_What you should do:_
Only a number is expected in reply: the count of lines below where the word "shortcut" occurs.

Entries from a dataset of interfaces
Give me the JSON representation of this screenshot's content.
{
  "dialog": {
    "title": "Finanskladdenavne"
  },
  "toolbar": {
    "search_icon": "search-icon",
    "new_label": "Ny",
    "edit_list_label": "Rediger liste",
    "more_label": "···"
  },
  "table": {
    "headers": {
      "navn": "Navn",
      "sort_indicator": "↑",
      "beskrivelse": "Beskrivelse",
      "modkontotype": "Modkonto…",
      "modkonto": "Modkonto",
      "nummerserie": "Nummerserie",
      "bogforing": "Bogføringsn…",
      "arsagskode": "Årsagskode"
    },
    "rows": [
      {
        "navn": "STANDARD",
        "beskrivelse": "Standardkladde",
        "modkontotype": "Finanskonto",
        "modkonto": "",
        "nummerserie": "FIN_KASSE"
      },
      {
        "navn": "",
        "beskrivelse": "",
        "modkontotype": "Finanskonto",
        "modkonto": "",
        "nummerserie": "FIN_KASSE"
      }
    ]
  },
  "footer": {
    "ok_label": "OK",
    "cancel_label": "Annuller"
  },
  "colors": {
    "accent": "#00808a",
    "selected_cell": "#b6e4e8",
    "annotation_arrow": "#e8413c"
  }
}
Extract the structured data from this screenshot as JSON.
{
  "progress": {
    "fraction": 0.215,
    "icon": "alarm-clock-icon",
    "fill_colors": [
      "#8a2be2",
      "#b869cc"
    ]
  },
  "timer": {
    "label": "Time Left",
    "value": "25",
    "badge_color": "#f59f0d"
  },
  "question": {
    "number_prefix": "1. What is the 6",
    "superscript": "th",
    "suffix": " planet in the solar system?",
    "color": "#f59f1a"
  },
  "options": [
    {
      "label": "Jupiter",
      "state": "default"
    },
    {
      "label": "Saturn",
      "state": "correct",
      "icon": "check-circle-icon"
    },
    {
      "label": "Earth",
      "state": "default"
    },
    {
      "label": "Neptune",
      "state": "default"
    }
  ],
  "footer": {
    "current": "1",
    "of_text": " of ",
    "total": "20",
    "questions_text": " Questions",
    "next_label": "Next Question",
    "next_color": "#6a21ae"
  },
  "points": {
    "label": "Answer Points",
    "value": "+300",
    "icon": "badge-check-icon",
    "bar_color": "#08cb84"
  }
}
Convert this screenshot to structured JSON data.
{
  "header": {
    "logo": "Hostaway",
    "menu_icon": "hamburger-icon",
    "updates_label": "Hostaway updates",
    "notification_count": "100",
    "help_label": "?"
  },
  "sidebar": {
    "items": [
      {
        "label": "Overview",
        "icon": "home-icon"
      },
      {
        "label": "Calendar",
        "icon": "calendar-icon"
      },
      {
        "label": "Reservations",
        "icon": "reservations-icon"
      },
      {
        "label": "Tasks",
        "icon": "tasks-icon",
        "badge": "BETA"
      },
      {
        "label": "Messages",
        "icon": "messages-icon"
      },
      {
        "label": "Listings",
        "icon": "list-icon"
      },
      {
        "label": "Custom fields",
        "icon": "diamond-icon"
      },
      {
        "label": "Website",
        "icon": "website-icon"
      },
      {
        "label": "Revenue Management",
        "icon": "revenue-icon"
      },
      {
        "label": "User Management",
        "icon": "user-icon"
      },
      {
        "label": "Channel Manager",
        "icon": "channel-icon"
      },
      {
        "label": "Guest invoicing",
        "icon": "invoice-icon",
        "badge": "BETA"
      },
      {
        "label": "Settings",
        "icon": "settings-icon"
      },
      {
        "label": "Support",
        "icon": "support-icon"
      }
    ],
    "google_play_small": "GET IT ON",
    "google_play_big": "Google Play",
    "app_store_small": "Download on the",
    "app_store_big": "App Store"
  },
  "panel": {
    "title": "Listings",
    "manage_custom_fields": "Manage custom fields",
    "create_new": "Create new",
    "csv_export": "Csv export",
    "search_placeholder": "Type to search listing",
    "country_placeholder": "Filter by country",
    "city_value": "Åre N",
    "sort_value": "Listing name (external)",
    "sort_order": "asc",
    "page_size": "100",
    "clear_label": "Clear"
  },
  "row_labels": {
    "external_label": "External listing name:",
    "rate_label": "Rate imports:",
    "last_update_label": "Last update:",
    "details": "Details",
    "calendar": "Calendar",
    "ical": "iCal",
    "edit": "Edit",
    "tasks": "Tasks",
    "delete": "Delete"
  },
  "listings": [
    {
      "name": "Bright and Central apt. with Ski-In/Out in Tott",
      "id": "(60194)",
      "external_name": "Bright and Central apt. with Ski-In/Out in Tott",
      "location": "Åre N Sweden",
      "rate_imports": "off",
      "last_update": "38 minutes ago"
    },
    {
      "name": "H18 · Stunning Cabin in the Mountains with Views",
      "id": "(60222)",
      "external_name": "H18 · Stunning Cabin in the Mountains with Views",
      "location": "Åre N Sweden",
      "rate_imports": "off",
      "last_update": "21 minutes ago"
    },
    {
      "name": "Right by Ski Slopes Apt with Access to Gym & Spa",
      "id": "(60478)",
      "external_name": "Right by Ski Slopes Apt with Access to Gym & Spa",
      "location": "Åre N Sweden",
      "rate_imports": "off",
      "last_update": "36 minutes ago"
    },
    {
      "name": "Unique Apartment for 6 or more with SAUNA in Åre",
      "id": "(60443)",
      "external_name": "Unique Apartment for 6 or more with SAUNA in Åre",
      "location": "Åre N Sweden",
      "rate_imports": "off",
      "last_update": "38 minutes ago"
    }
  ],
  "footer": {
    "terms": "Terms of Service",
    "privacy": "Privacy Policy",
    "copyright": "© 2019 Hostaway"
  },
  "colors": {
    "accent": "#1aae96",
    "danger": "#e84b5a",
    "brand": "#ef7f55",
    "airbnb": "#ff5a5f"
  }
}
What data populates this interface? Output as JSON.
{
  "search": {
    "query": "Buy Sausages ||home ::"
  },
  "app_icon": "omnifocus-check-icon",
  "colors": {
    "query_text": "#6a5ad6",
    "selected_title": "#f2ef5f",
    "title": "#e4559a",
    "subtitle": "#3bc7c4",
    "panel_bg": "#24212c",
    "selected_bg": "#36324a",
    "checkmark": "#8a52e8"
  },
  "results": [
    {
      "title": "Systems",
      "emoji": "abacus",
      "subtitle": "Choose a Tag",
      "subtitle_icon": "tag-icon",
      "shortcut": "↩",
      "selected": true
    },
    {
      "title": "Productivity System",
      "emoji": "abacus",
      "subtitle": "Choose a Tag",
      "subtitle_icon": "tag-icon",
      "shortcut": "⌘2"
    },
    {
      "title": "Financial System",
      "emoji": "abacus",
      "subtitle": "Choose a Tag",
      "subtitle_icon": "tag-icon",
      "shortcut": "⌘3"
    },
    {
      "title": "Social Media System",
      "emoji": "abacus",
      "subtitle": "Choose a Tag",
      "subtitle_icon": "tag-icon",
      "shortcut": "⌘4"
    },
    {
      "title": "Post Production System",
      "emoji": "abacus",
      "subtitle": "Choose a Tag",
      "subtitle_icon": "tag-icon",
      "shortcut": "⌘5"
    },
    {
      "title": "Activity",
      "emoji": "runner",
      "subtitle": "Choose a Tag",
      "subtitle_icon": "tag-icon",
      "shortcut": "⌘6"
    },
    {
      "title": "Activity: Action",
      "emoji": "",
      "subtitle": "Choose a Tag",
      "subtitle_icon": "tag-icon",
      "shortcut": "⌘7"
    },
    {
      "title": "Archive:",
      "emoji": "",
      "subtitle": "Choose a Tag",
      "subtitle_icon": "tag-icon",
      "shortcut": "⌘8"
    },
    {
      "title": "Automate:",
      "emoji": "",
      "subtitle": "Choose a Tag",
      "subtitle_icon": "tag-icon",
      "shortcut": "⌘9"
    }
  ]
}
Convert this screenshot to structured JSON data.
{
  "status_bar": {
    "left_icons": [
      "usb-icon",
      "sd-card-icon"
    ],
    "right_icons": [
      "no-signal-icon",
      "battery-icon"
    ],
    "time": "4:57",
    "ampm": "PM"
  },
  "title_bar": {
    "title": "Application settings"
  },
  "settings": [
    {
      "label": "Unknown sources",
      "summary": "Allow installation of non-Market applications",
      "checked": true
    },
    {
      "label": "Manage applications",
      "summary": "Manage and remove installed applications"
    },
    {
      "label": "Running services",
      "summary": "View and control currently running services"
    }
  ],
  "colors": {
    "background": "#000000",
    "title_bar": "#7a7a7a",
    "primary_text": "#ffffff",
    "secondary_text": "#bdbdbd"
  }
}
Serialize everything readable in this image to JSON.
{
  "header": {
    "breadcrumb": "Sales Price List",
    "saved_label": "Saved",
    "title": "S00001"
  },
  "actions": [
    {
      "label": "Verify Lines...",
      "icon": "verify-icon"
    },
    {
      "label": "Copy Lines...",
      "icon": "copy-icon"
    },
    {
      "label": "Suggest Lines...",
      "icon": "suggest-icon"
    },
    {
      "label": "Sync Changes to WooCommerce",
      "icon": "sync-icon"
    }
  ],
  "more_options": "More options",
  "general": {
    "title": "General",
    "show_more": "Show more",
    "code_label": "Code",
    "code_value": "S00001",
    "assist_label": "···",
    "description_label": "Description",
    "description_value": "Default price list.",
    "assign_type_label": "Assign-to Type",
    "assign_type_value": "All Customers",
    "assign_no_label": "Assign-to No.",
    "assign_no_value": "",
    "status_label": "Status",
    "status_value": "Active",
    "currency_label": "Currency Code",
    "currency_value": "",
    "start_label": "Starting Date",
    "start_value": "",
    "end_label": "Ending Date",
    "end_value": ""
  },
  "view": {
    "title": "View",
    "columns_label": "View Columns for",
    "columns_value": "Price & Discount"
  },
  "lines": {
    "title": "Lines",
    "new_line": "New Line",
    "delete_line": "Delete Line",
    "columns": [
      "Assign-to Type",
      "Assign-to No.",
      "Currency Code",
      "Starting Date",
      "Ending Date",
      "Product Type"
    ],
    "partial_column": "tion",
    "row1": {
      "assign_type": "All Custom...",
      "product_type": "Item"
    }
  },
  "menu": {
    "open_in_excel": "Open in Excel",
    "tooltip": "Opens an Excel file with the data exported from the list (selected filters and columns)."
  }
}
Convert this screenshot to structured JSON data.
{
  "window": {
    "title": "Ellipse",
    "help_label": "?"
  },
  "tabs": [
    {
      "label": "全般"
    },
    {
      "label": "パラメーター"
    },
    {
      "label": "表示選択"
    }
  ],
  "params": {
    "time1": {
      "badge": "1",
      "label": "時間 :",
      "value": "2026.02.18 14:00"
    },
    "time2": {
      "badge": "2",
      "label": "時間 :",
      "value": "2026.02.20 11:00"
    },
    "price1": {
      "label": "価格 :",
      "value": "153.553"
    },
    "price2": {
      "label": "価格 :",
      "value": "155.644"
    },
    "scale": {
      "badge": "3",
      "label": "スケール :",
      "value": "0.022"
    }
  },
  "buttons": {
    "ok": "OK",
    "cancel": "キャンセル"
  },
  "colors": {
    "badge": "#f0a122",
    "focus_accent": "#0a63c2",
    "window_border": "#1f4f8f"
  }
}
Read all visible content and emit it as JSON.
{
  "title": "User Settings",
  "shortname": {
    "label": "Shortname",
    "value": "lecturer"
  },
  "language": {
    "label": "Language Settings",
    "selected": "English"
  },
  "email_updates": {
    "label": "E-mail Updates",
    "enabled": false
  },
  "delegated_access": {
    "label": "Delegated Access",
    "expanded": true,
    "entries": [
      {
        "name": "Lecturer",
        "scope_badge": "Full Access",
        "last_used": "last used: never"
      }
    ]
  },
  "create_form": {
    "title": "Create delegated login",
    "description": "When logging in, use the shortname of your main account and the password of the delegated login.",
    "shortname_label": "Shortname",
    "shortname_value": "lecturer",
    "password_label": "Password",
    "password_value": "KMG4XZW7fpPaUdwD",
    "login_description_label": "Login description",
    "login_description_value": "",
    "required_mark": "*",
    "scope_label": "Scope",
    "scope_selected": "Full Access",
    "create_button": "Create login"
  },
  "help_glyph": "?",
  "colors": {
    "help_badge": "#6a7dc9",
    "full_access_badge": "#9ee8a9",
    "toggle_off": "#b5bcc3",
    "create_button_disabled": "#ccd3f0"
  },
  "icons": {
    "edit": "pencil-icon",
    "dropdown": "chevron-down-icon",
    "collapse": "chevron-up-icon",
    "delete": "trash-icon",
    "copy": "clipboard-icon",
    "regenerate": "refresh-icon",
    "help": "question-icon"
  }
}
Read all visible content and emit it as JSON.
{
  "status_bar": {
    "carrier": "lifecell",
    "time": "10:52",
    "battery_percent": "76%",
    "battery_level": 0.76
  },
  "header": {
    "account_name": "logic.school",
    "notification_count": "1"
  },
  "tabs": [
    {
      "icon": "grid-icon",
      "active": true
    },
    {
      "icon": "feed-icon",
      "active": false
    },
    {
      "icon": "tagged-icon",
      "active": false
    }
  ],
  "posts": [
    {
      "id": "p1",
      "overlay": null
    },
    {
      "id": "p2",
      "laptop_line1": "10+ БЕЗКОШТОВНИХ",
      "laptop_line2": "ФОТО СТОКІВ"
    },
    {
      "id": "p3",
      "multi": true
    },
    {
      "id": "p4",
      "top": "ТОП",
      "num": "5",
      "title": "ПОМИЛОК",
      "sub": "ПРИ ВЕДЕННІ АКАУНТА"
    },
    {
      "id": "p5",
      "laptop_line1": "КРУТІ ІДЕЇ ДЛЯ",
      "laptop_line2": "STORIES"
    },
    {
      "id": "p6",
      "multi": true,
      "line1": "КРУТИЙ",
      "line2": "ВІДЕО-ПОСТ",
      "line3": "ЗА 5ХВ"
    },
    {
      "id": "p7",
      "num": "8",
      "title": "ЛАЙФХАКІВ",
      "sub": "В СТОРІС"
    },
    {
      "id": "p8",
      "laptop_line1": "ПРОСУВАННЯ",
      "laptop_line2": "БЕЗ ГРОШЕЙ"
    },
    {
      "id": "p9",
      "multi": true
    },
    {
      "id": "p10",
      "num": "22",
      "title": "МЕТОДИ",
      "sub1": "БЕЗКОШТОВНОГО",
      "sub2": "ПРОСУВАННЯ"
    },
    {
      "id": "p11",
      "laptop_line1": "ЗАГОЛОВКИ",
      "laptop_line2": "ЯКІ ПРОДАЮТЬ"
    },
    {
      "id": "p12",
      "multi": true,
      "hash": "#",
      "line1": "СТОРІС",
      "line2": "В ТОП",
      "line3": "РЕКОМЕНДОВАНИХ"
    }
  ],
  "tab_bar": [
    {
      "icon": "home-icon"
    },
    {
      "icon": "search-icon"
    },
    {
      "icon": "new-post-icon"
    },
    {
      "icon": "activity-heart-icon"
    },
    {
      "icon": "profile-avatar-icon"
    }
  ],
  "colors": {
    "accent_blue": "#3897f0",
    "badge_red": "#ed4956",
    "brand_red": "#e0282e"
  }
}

_Exercise result:_
9